Una desternillante exploración de las extravagancias y los desvaríos colectivos: ¿Por qué ciertos individuos creen que unos vándalos roban sus penes o que tienen lagartos bajo la piel? ¿Cuál es el origen del vudú? ¿Existe el latah, ese curioso estado que provoca bailes frenéticos y movimientos espasmódicos? Frank Bures ha viajado por todo el mundo para rastrear los síndromes más estrambóticos ligados a la cultura y contar luego deliciosas historias sobre esas extrañezas. Se confirma una vez más que el hombre es un animal muy raro.

Read the rest here.

Where to Eat Somali Food in Minneapolis

Qoraxlow_11RBG-e1517608934558New story at Roads & Kingdoms, featuring beautiful photos from Priscilla Briggs.

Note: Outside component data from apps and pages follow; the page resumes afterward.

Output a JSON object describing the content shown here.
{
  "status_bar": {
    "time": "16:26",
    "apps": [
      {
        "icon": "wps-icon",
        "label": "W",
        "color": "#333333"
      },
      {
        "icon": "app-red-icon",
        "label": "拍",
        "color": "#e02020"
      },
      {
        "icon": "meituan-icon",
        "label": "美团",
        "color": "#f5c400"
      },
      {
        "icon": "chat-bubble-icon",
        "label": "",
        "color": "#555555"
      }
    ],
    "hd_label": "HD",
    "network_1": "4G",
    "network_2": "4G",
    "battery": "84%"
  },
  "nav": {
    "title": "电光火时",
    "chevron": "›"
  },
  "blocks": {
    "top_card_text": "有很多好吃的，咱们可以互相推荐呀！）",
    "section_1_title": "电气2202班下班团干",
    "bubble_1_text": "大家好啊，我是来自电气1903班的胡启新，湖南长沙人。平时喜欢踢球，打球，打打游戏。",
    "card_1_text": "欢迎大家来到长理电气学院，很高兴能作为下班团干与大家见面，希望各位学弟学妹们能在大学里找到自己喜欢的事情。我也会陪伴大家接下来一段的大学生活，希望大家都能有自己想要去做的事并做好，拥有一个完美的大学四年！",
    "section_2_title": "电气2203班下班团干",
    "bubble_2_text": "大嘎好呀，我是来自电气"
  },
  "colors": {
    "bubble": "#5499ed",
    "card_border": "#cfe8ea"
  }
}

A few months before I moved to Minneapolis, I stopped at a gas station while visiting the city looking for a place to eat. The cashier and two customers—all of whom were Somali—conferred for a minute, then pointed me up the street to a building that didn’t look much like a restaurant. The windows were dark and the façade was strange, but high on the roof was a sign that read: Qoraxlow Restaurant #1 African and American Cuisine.

I walked inside. The place was run down: a giant TV played CNN, there were no menus, and the credit-card machine was broken. But once the door closed, the sound of talking and laughing, and the smell of rice and goat meat, brought me straight back to East Africa. I’ve never tired of eating at Qoraxlow since.

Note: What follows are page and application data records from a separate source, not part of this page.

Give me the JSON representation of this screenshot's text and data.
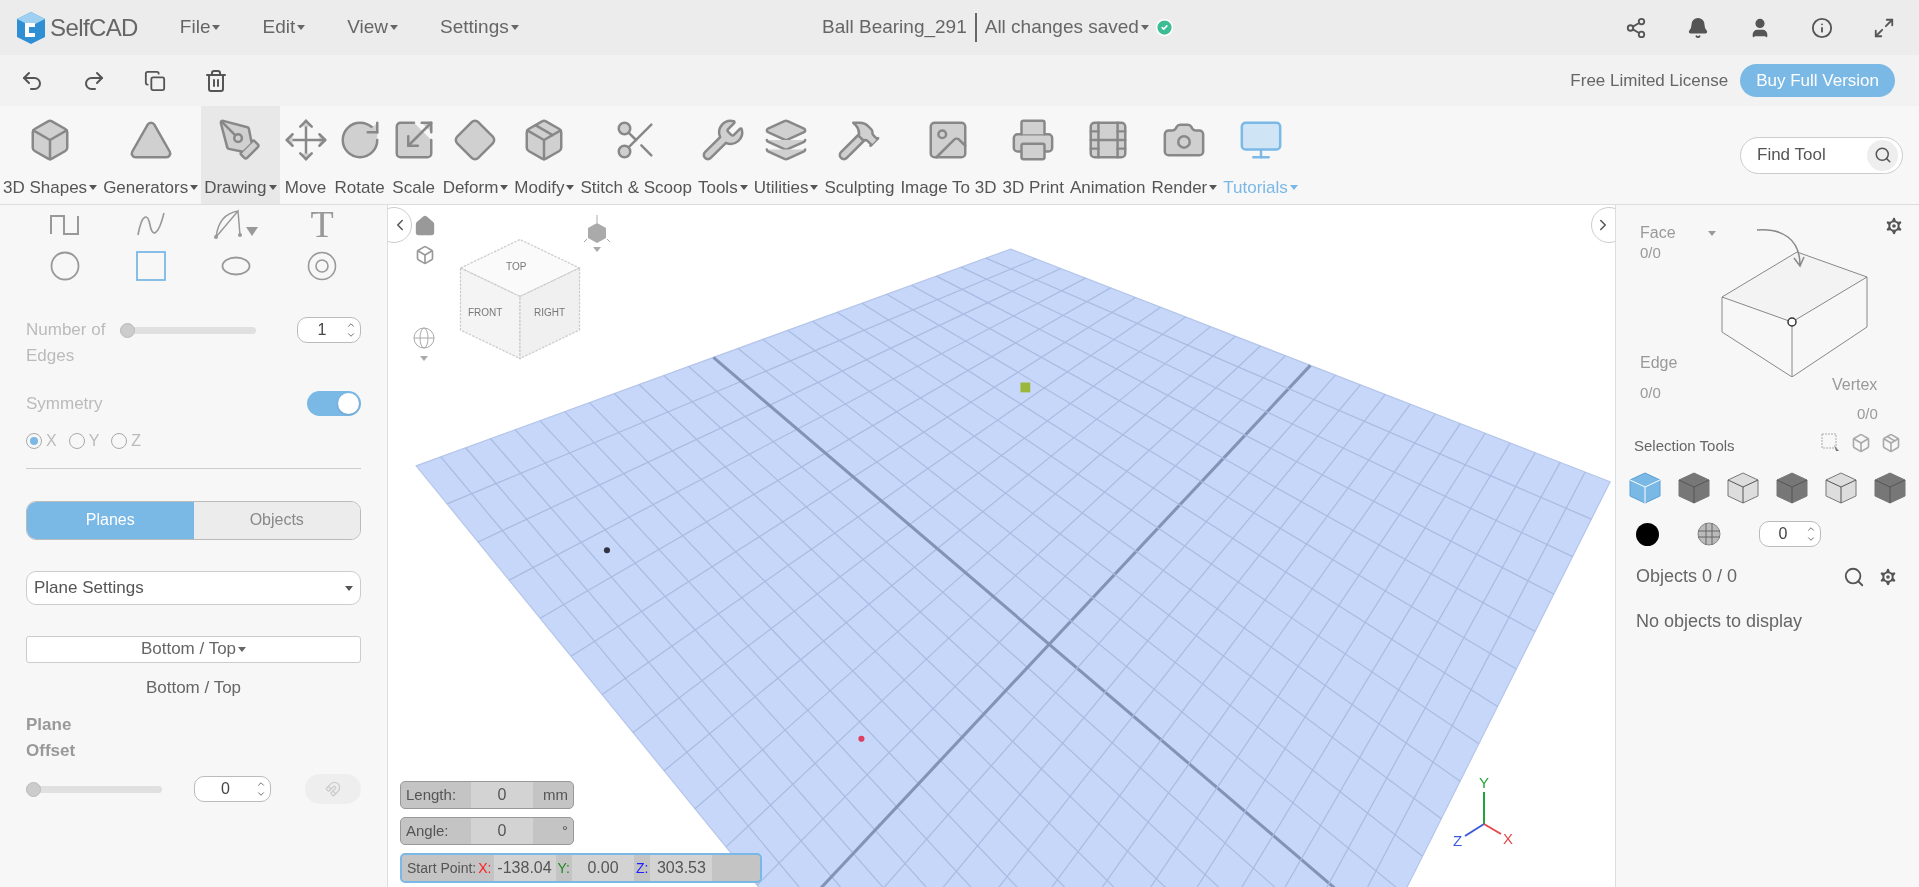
{
  "app": {
    "name": "SelfCAD"
  },
  "menu": [
    {
      "label": "File"
    },
    {
      "label": "Edit"
    },
    {
      "label": "View"
    },
    {
      "label": "Settings"
    }
  ],
  "document": {
    "title": "Ball Bearing_291",
    "status": "All changes saved",
    "saved": true
  },
  "license": {
    "label": "Free Limited License",
    "button": "Buy Full Version"
  },
  "toolbar": [
    {
      "label": "3D Shapes",
      "dropdown": true,
      "selected": false,
      "kind": "tool"
    },
    {
      "label": "Generators",
      "dropdown": true,
      "selected": false,
      "kind": "tool"
    },
    {
      "label": "Drawing",
      "dropdown": true,
      "selected": true,
      "kind": "tool"
    },
    {
      "label": "Move",
      "dropdown": false,
      "selected": false,
      "kind": "tool"
    },
    {
      "label": "Rotate",
      "dropdown": false,
      "selected": false,
      "kind": "tool"
    },
    {
      "label": "Scale",
      "dropdown": false,
      "selected": false,
      "kind": "tool"
    },
    {
      "label": "Deform",
      "dropdown": true,
      "selected": false,
      "kind": "tool"
    },
    {
      "label": "Modify",
      "dropdown": true,
      "selected": false,
      "kind": "tool"
    },
    {
      "label": "Stitch & Scoop",
      "dropdown": false,
      "selected": false,
      "kind": "tool"
    },
    {
      "label": "Tools",
      "dropdown": true,
      "selected": false,
      "kind": "tool"
    },
    {
      "label": "Utilities",
      "dropdown": true,
      "selected": false,
      "kind": "tool"
    },
    {
      "label": "Sculpting",
      "dropdown": false,
      "selected": false,
      "kind": "tool"
    },
    {
      "label": "Image To 3D",
      "dropdown": false,
      "selected": false,
      "kind": "tool"
    },
    {
      "label": "3D Print",
      "dropdown": false,
      "selected": false,
      "kind": "tool"
    },
    {
      "label": "Animation",
      "dropdown": false,
      "selected": false,
      "kind": "tool"
    },
    {
      "label": "Render",
      "dropdown": true,
      "selected": false,
      "kind": "tool"
    },
    {
      "label": "Tutorials",
      "dropdown": true,
      "selected": false,
      "kind": "link"
    }
  ],
  "find_tool": {
    "placeholder": "Find Tool"
  },
  "left_panel": {
    "shapes": [
      {
        "kind": "polyline",
        "selected": false
      },
      {
        "kind": "curve",
        "selected": false
      },
      {
        "kind": "bezier",
        "selected": false
      },
      {
        "kind": "text",
        "glyph": "T",
        "selected": false
      },
      {
        "kind": "circle",
        "selected": false
      },
      {
        "kind": "square",
        "selected": true
      },
      {
        "kind": "ellipse",
        "selected": false
      },
      {
        "kind": "ring",
        "selected": false
      }
    ],
    "edges": {
      "label": "Number of Edges",
      "level": 0,
      "value": "1"
    },
    "symmetry": {
      "label": "Symmetry",
      "on": true,
      "axes": [
        {
          "label": "X",
          "selected": true
        },
        {
          "label": "Y",
          "selected": false
        },
        {
          "label": "Z",
          "selected": false
        }
      ]
    },
    "tabs": [
      {
        "label": "Planes",
        "selected": true
      },
      {
        "label": "Objects",
        "selected": false
      }
    ],
    "plane_settings": "Plane Settings",
    "plane_button": "Bottom / Top",
    "plane_label": "Bottom / Top",
    "offset": {
      "label": "Plane Offset",
      "level": 0,
      "value": "0",
      "magnet_disabled": true
    }
  },
  "viewport": {
    "cube_faces": [
      "TOP",
      "FRONT",
      "RIGHT"
    ],
    "axes": [
      {
        "label": "Y",
        "color": "#22a33a"
      },
      {
        "label": "Z",
        "color": "#3b5bdb"
      },
      {
        "label": "X",
        "color": "#e5484d"
      }
    ],
    "length": {
      "label": "Length:",
      "value": "0",
      "unit": "mm"
    },
    "angle": {
      "label": "Angle:",
      "value": "0",
      "unit": "°"
    },
    "start_point": {
      "label": "Start Point:",
      "coords": [
        {
          "axis": "X:",
          "value": "-138.04",
          "color": "#ff2020"
        },
        {
          "axis": "Y:",
          "value": "0.00",
          "color": "#1f8a1f"
        },
        {
          "axis": "Z:",
          "value": "303.53",
          "color": "#2020ff"
        }
      ]
    }
  },
  "right_panel": {
    "face": {
      "label": "Face",
      "count": "0/0"
    },
    "edge": {
      "label": "Edge",
      "count": "0/0"
    },
    "vertex": {
      "label": "Vertex",
      "count": "0/0"
    },
    "selection_tools": "Selection Tools",
    "modes": [
      {
        "selected": true
      },
      {
        "selected": false
      },
      {
        "selected": false
      },
      {
        "selected": false
      },
      {
        "selected": false
      },
      {
        "selected": false
      }
    ],
    "color": "#000000",
    "spinner": "0",
    "objects": "Objects 0 / 0",
    "empty": "No objects to display"
  }
}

That was nearly a decade ago. Somalis had started landing in Minneapolis in force a few years earlier. After the Somali civil war started in 1991, people came to Minnesota to work in meat-packing jobs in the western part of the state. By 2010, according to Ahmed Ismail Yusuf, author of Somalis in Minnesota, their numbers had grown to somewhere between 36,000 (the U.S. census number) and 70,000 (the community’s estimate). Before long, you could find places like Qoraxlow across Minneapolis. For someone like myself, with young kids and little extra money for the kind of globetrotting I did when I was younger, these places felt like an escape. Sometimes I would meet old Somali men who spoke Italian and young ones who spoke Swahili. I could eat sambusas and drink chai and feel refreshingly far from home.

Read the rest here.